- _EXERCISE INSTRUCTIONS_:
Whenever a line in the material below contains "JSON", copy that line.

**** DATA FOR THE TASK

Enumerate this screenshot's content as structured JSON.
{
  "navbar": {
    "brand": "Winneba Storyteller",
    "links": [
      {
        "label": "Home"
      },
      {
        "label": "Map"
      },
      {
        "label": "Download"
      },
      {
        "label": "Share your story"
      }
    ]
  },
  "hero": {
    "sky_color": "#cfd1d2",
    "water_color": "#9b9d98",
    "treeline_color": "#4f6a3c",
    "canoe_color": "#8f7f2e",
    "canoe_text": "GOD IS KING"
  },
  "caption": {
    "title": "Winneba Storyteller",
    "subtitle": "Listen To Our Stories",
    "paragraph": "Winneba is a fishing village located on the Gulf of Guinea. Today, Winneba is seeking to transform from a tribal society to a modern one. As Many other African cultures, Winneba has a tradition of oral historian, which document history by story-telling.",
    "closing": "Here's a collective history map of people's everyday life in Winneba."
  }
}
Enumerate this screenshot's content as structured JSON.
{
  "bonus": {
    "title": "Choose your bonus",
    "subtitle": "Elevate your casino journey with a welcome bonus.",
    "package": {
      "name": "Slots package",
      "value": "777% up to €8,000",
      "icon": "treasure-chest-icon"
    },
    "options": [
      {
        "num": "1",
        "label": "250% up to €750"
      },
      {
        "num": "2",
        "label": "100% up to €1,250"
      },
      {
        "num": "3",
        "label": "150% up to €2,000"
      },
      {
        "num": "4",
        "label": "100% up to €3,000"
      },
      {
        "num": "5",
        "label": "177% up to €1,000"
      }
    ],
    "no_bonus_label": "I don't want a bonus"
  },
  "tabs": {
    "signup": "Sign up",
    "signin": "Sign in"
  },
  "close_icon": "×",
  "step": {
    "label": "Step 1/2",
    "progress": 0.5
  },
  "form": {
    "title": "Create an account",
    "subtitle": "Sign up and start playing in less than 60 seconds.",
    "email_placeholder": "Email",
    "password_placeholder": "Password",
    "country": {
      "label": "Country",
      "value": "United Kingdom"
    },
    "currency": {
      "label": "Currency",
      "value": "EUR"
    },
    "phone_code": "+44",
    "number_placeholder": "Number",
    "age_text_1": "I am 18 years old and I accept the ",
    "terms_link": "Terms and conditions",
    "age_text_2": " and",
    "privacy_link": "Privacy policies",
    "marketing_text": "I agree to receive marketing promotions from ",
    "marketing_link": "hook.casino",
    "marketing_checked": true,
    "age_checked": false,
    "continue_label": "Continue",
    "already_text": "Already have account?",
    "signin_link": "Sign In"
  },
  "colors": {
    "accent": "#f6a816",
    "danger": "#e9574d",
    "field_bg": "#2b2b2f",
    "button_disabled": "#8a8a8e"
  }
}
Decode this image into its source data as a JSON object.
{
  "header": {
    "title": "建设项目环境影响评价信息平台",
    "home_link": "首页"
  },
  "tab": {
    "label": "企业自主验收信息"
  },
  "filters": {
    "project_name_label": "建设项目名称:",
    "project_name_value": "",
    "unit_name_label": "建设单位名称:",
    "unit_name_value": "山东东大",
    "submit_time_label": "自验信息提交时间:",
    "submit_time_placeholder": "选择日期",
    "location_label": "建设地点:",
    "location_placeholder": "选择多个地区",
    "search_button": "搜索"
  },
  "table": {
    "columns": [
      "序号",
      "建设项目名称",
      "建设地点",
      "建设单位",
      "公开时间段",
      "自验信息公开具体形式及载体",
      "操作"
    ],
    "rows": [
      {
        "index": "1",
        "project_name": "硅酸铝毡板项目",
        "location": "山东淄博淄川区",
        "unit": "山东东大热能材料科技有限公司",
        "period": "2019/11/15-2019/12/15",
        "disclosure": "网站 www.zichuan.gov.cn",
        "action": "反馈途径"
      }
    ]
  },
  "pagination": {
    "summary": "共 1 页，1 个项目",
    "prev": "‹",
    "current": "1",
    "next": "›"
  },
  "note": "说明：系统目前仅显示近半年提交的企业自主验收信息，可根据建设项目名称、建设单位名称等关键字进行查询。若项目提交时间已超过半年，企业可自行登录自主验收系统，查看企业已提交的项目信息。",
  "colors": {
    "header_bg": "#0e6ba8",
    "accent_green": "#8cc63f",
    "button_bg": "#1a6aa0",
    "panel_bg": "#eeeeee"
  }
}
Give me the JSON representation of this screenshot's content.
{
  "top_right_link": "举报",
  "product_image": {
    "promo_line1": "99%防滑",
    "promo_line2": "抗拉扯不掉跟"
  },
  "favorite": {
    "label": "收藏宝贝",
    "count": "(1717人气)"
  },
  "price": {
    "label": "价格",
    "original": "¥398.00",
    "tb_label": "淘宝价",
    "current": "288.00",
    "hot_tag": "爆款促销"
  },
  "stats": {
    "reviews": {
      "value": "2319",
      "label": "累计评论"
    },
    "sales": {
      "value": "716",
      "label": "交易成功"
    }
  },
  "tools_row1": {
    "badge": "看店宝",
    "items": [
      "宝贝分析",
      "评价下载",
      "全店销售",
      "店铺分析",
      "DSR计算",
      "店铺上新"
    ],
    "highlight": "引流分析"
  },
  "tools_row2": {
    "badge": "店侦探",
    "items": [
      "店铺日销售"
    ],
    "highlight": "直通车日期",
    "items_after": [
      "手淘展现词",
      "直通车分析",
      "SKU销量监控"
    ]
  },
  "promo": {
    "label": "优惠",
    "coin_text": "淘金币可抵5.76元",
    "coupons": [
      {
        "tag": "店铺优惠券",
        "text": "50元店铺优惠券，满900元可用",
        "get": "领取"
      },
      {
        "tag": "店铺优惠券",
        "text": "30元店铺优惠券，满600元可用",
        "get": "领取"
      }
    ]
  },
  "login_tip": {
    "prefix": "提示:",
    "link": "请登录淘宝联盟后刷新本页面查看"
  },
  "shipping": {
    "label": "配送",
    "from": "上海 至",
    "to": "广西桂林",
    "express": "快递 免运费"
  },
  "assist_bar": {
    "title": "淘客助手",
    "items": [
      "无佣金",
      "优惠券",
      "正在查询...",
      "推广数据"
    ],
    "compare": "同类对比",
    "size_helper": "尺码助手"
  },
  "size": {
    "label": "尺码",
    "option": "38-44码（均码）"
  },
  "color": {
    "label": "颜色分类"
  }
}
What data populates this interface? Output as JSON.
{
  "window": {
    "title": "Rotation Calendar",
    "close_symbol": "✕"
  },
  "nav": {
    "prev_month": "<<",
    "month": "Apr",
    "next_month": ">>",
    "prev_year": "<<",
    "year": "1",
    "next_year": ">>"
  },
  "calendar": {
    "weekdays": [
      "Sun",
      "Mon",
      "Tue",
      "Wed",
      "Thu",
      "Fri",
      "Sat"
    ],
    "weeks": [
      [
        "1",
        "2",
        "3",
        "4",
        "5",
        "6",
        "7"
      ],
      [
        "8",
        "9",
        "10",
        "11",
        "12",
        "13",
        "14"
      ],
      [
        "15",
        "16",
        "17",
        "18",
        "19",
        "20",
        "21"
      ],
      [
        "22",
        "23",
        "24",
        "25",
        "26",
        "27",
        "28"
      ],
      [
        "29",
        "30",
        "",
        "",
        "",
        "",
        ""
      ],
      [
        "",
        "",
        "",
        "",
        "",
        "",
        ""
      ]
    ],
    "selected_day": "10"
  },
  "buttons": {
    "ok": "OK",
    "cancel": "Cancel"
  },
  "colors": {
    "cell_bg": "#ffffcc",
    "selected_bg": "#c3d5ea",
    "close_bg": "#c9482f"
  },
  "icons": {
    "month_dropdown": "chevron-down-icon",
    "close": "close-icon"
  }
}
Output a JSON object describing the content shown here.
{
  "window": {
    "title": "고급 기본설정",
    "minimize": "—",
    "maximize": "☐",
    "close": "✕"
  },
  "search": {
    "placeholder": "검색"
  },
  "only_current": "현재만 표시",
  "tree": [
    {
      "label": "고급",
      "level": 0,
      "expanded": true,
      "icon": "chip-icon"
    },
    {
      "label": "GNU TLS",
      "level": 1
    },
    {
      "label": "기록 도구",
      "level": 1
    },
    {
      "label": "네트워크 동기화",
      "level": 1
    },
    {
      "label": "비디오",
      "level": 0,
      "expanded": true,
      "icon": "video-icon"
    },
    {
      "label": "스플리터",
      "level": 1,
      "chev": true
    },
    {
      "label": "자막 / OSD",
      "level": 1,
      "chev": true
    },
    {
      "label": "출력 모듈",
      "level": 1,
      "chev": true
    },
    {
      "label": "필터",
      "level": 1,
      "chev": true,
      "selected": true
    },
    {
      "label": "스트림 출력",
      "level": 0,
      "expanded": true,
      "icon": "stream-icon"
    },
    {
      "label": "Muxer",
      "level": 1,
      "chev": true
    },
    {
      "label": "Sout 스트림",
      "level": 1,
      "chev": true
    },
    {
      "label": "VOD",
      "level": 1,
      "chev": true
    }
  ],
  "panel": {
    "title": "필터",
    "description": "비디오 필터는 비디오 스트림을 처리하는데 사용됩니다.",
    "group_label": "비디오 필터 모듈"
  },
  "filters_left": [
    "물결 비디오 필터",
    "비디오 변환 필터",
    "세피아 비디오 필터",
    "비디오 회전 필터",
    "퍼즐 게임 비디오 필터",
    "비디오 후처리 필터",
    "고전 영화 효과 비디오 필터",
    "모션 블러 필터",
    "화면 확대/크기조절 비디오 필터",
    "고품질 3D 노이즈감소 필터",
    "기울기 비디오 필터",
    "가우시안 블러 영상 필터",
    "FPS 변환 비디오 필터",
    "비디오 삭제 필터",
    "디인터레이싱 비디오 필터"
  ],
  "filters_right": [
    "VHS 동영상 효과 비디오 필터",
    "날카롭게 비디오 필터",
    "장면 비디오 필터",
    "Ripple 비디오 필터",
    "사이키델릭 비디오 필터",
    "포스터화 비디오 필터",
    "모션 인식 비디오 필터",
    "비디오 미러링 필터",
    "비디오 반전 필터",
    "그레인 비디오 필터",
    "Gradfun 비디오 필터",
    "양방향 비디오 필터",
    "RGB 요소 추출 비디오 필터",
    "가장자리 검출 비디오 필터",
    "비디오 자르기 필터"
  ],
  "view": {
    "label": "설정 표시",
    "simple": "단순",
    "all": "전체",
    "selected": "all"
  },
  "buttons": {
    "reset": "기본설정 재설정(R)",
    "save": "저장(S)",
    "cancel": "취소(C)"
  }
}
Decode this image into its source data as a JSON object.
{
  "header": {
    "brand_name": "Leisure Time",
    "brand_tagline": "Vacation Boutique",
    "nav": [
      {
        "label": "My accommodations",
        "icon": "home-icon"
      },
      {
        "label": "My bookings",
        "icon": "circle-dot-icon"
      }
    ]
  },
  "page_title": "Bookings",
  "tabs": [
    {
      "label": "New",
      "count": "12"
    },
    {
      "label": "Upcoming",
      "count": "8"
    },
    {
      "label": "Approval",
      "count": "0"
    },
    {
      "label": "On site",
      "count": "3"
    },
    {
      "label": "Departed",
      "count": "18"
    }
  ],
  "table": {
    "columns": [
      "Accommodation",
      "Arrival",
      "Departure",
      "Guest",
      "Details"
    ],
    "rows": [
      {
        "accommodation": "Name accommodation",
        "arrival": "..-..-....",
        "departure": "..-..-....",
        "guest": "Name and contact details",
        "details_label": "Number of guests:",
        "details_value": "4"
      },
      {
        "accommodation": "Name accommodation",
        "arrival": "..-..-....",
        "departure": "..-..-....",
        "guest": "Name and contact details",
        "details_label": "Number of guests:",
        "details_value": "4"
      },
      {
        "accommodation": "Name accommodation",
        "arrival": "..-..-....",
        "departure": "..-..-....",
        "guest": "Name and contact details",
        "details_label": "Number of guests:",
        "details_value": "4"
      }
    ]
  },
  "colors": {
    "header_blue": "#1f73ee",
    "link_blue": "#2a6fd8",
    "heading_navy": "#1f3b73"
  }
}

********

- _ANSWER SPACE_:
Enumerate this screenshot's content as structured JSON.
Enumerate this screenshot's content as structured JSON.
Decode this image into its source data as a JSON object.
Give me the JSON representation of this screenshot's content.
What data populates this interface? Output as JSON.
Output a JSON object describing the content shown here.
Decode this image into its source data as a JSON object.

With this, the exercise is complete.